### Component data from apps and pages
"""

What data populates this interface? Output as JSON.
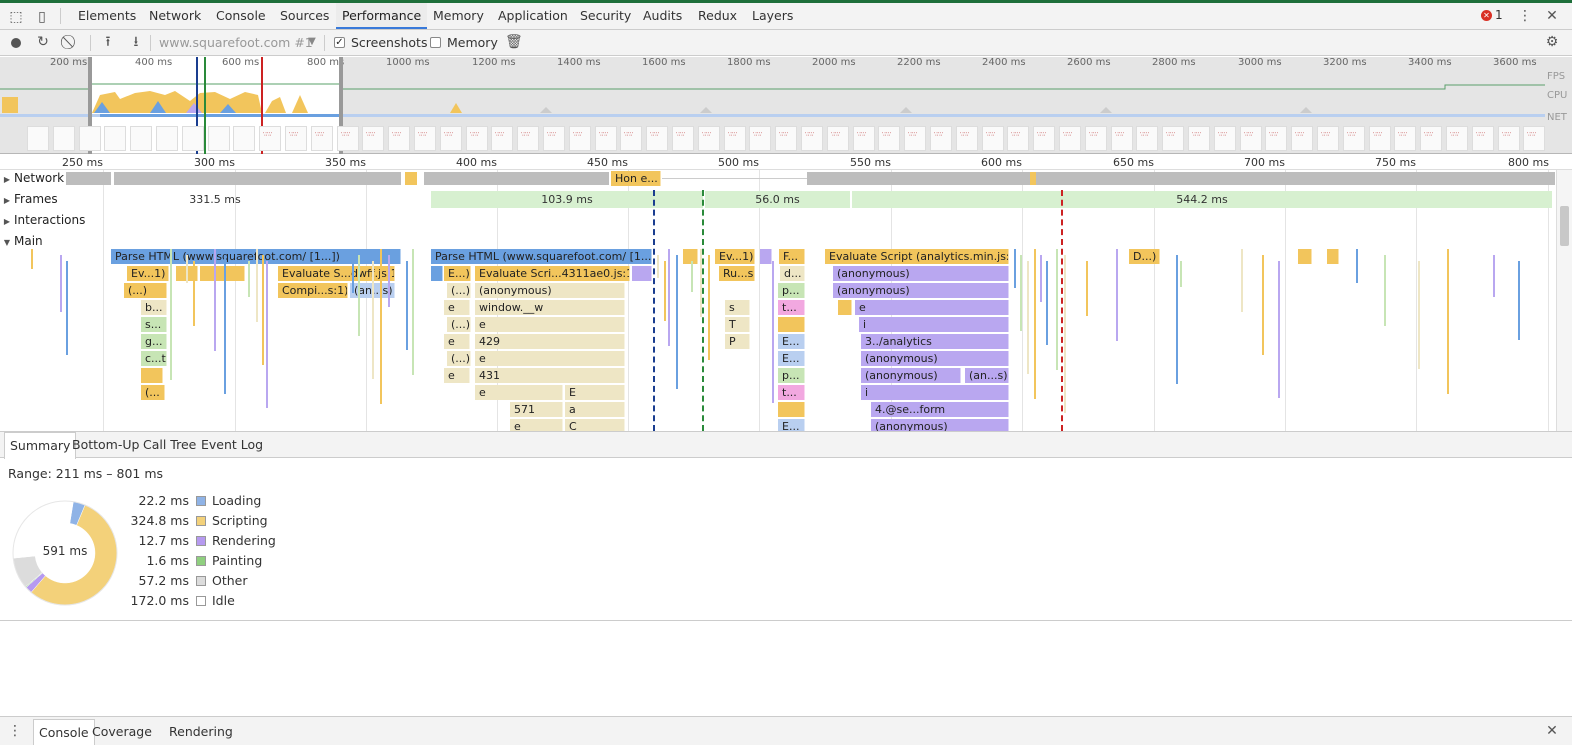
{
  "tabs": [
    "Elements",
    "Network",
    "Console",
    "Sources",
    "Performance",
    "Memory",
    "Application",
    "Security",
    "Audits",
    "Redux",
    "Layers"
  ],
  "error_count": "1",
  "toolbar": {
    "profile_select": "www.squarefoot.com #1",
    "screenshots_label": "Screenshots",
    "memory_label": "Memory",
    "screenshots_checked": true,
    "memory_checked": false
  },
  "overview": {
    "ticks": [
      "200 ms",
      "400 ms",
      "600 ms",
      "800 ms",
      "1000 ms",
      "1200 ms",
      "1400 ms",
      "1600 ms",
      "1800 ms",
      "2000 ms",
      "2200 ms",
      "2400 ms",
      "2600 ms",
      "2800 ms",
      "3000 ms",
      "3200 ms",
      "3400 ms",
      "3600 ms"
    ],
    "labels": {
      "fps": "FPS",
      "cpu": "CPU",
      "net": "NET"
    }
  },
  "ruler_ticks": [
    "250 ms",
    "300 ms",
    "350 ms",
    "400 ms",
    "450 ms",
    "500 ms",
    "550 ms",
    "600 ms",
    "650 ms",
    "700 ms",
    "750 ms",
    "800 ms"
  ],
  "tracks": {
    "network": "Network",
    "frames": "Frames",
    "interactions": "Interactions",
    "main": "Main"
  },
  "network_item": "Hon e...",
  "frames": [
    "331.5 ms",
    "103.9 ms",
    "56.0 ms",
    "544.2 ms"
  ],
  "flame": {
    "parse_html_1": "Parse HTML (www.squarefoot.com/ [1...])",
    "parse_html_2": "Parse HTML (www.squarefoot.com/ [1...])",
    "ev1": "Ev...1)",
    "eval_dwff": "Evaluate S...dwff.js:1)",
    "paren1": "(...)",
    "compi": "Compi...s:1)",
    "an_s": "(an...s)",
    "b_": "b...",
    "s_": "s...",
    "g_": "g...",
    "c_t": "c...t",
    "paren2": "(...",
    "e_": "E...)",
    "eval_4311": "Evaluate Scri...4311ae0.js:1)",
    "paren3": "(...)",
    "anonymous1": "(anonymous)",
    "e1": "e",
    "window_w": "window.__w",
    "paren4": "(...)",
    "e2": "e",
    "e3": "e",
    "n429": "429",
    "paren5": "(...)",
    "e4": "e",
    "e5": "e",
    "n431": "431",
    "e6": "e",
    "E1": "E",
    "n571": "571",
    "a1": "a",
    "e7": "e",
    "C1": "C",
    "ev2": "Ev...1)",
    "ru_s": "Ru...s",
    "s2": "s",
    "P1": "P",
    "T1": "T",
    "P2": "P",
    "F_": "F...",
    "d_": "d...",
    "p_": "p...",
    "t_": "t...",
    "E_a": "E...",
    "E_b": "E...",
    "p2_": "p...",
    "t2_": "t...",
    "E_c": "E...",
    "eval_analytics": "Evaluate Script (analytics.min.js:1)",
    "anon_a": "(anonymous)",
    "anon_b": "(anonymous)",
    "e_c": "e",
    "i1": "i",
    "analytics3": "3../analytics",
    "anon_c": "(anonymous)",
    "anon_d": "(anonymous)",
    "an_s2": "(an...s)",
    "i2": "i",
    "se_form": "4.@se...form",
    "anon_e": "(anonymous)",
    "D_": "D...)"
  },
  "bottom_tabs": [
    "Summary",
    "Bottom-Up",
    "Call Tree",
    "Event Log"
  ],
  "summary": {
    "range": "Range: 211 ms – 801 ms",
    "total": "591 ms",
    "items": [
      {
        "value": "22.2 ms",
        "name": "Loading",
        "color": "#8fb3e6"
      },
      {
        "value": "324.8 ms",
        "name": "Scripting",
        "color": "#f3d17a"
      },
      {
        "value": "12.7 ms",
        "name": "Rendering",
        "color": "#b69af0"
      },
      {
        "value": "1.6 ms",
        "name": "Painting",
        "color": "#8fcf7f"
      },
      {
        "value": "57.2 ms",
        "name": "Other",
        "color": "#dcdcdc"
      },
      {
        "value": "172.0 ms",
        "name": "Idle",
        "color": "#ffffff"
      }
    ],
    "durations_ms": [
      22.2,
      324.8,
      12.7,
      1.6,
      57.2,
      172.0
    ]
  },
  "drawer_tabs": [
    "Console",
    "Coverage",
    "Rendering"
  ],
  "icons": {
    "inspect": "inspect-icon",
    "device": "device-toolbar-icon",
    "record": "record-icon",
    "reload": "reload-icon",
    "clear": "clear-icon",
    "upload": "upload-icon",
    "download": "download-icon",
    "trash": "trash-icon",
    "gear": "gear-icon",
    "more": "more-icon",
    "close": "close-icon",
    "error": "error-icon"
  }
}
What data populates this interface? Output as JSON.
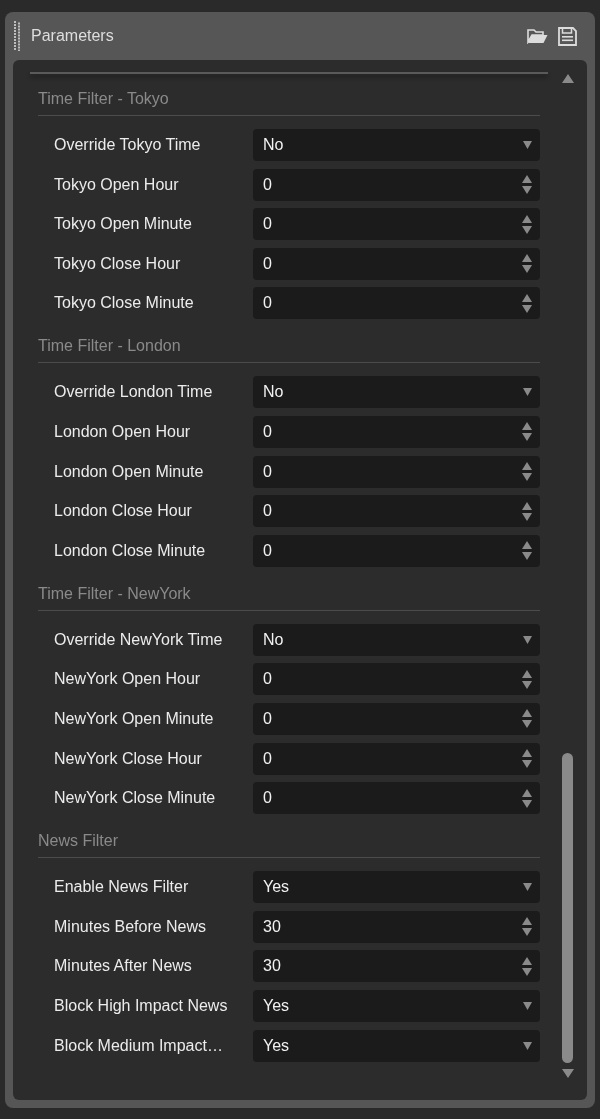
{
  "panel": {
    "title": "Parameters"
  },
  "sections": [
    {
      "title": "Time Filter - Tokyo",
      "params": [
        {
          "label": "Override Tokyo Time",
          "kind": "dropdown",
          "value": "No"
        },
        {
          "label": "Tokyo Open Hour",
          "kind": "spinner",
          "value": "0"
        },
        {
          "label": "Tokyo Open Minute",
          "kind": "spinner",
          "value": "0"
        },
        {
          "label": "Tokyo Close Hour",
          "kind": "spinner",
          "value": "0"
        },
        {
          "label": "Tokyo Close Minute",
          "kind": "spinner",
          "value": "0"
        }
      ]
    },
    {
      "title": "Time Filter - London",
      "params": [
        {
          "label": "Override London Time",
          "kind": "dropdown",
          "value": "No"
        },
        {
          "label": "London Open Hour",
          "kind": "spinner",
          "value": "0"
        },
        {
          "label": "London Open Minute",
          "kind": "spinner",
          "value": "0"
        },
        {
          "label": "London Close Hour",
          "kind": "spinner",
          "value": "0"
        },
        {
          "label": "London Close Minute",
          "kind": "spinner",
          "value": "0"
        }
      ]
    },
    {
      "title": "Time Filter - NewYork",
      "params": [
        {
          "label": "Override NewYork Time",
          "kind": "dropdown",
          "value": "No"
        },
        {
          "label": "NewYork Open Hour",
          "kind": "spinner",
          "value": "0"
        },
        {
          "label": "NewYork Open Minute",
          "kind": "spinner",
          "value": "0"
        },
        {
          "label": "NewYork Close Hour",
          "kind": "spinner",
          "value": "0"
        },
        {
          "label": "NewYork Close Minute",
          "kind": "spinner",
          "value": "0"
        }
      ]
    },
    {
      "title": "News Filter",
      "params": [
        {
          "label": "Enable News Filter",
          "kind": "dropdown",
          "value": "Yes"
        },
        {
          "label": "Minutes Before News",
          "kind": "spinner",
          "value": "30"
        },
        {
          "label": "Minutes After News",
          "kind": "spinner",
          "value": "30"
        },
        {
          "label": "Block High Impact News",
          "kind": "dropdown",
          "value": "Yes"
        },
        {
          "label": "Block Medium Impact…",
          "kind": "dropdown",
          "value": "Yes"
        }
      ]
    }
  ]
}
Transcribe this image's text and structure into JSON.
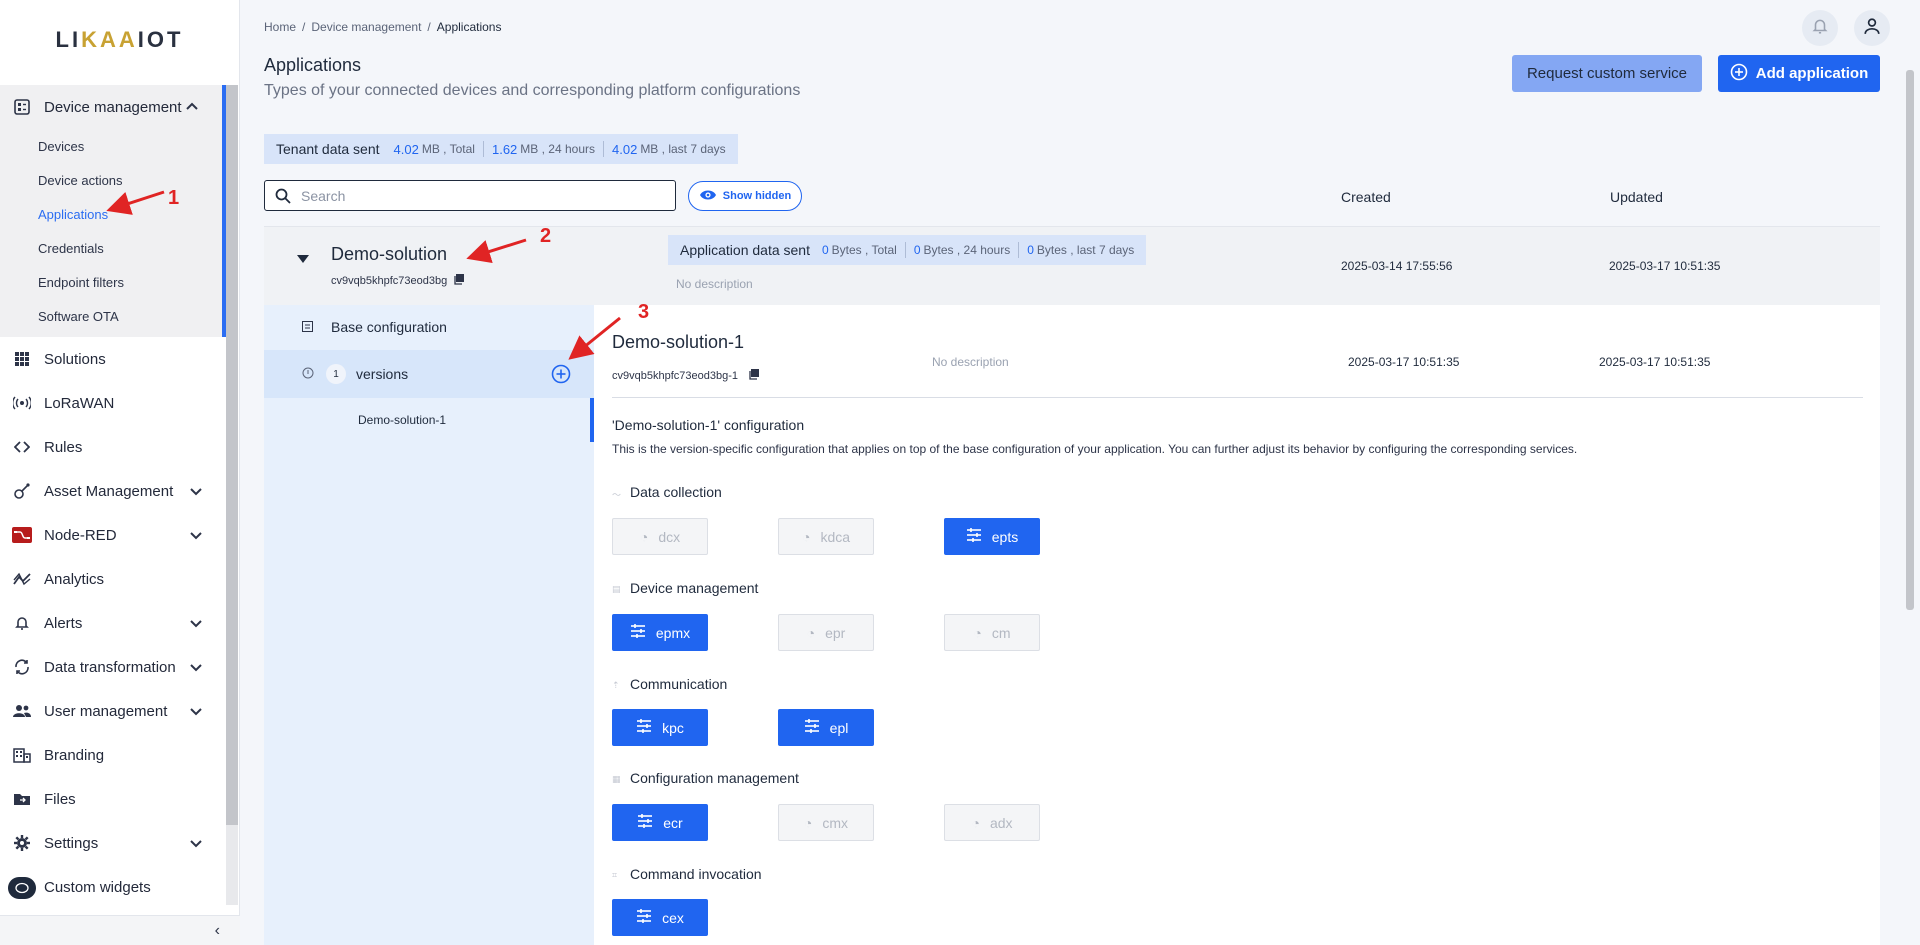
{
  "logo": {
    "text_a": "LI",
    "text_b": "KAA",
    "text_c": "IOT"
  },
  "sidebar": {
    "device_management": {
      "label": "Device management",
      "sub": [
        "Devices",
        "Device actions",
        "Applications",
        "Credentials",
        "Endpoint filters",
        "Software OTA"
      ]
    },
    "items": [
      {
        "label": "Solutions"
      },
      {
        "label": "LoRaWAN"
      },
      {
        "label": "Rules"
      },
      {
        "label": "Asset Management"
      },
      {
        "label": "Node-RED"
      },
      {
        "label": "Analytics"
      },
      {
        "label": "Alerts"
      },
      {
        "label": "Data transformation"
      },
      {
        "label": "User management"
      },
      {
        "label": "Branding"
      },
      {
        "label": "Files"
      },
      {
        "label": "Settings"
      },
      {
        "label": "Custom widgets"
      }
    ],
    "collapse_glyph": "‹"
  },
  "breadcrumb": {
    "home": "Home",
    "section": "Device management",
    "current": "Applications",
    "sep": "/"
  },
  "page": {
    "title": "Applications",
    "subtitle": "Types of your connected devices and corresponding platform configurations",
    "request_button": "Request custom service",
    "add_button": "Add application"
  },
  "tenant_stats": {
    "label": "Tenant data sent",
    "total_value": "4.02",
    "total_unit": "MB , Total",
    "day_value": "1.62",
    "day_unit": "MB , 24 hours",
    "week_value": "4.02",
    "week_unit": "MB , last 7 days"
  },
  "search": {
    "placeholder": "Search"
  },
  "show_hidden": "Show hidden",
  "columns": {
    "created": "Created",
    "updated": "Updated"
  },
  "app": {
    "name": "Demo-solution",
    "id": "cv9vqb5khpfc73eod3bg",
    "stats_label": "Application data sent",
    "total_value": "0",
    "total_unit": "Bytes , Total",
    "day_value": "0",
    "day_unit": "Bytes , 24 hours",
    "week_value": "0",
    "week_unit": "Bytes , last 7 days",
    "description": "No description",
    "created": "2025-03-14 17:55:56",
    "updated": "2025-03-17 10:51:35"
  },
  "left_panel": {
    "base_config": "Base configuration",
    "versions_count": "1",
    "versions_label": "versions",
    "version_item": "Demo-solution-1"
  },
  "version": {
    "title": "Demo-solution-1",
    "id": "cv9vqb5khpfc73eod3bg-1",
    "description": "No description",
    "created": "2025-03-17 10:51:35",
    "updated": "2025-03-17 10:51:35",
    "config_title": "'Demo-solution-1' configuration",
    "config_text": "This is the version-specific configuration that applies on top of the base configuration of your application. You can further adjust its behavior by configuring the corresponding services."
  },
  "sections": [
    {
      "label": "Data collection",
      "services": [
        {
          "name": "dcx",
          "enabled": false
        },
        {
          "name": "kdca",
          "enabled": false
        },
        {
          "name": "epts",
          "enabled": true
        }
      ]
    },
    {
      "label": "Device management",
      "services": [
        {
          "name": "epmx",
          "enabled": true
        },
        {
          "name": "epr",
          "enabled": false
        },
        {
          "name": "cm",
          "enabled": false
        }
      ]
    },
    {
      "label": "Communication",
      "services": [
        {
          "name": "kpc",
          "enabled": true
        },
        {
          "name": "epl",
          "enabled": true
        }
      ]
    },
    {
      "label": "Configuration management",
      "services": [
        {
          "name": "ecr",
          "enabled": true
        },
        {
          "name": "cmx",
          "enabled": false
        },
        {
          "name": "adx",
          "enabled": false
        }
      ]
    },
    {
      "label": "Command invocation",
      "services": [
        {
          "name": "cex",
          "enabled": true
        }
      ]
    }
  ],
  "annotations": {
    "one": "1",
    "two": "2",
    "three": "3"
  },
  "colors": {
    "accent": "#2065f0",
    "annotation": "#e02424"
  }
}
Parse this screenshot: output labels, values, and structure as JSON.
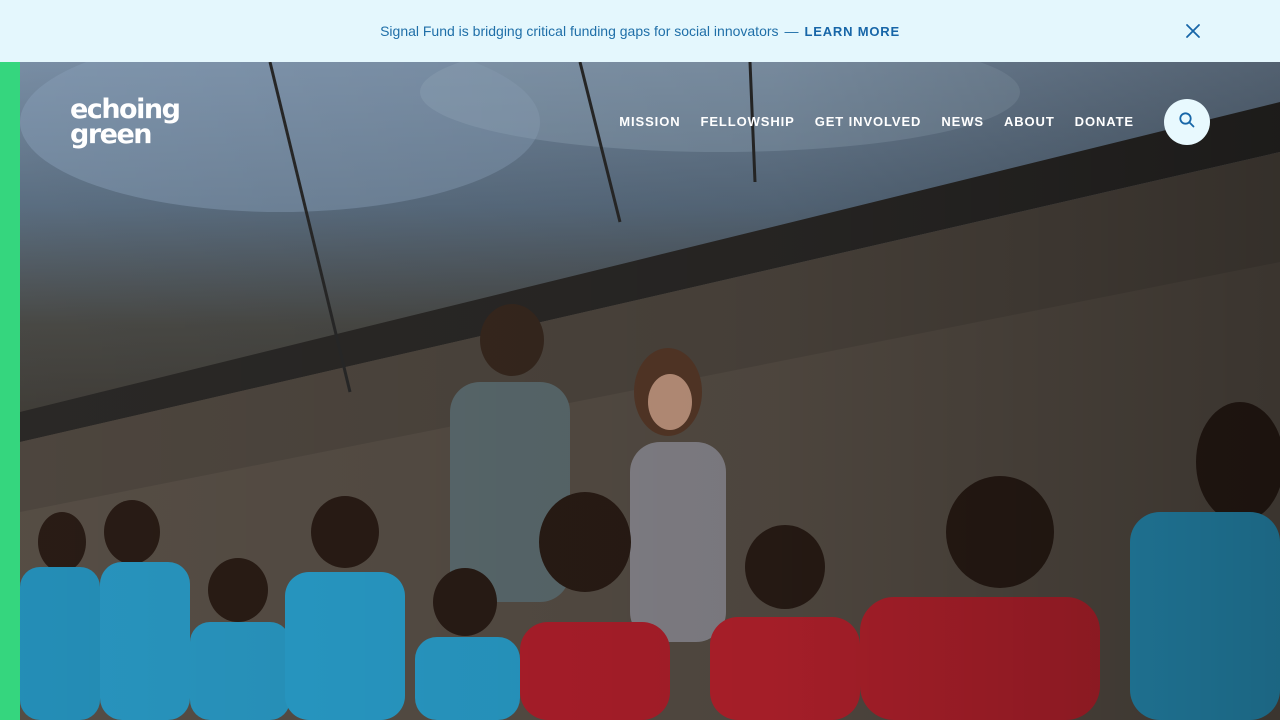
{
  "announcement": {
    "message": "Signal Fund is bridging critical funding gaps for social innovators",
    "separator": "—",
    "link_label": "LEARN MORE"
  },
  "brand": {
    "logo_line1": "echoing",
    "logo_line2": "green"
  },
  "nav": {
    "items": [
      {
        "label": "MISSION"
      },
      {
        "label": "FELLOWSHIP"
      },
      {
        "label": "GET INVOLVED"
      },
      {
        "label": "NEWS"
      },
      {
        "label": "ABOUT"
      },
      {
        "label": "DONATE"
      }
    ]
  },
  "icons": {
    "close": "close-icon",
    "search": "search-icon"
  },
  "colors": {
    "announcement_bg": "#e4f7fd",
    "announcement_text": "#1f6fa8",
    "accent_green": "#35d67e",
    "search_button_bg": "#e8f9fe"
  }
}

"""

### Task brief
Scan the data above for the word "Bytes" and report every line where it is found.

### Exercise result
    "total_unit": "Bytes , Total",
    "day_unit": "Bytes , 24 hours",
    "week_unit": "Bytes , last 7 days",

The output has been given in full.